Q & A
Got questions about Week 6? Other women have asked this…
Q: I didn’t take prenatal vitamins. Is that OK?
“Since nearly half of all pregnancies are unplanned, there are probably many women in the same boat as you. The March of Dimes, in addition to healthcare providers (for women of childbearing age), have long been trying to spread the word of how important taking prenatal vitamin and folic acid are prior to conceiving. Research has shown that taking folic acid can prevent…” Read More
Q: My prenatal vitamins make me sick, can I take something else?
“Well, you certainly are not alone. Most moms-to-be have nausea in the first trimester, and many are so sick that a giant vitamin pill is about the last thing they can gag down. Chewable prenatal vitamins can help, but sometimes even those are difficult…” Read More
Q: I’m six weeks pregnant and have a cavity—is it safe to get it filled?
“Let your dentist know you are pregnant before any work has begun. If you have concerns about specific drugs ask your OB since every doctor has their own opinion about drugs. However, it is ok to have a cavity filled while pregnant. What would be more of a risk is…” Read More
Q: I was overweight before I became pregnant. Now I’m having trouble gaining the right amount of weight during my pregnancy. Is this bad?
“If you’re eating OK, and if you’re not throwing up, then it’s got to be going somewhere. If your health care provider is as concerned about your lack of weight gain as you are he or she might suggest that you get an ultrasound just to confirm that your unborn baby is developing on schedule…” Read More

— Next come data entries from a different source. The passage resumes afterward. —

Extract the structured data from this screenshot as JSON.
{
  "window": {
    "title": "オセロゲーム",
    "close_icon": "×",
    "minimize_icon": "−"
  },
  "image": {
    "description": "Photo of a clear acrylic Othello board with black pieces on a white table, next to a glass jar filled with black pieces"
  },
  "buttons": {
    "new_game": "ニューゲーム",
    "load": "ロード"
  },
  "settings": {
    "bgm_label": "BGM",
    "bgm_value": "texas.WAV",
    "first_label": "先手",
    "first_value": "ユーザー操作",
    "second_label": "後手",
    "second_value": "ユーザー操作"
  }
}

Your pregnant partner is going through a lot, and is keenly interested in what’s happening to her. But you? You probably aren’t making much headway through that stack of pregnancy books on her nightstand. While you aren’t necessarily required to study up, keep in mind that you’ll be a lot more engaged as a husband and father-to-be if you feel like you know what’s going on. We have some quick reads on the site about what the first few months are like once the baby’s born, and what to do with a helpless newborn.
Most men today want to be more involved fathers than that guy behind the newspaper a generation ago (and if you don’t, you may be watching too much Mad Men). You’re not alone on the frontier though: there are lots of fathers sharing their experiences in different media now. Many guys are managing to be engaged dads while working full-time. And the increasing number of men choosing to stay home with their kids, at least for a while, are forging a new role for fathers enjoying being with their kids full-time. Books by dads about bonding with your baby have appeared in the past few years. Online, there are dad blogs, community boards, websites and video blogs. This is an amazing time to be a dad, because you can be whatever kind of father you want to be, and have fun with it.
And the next generation, having been raised by today’s parents, will be happier people for it.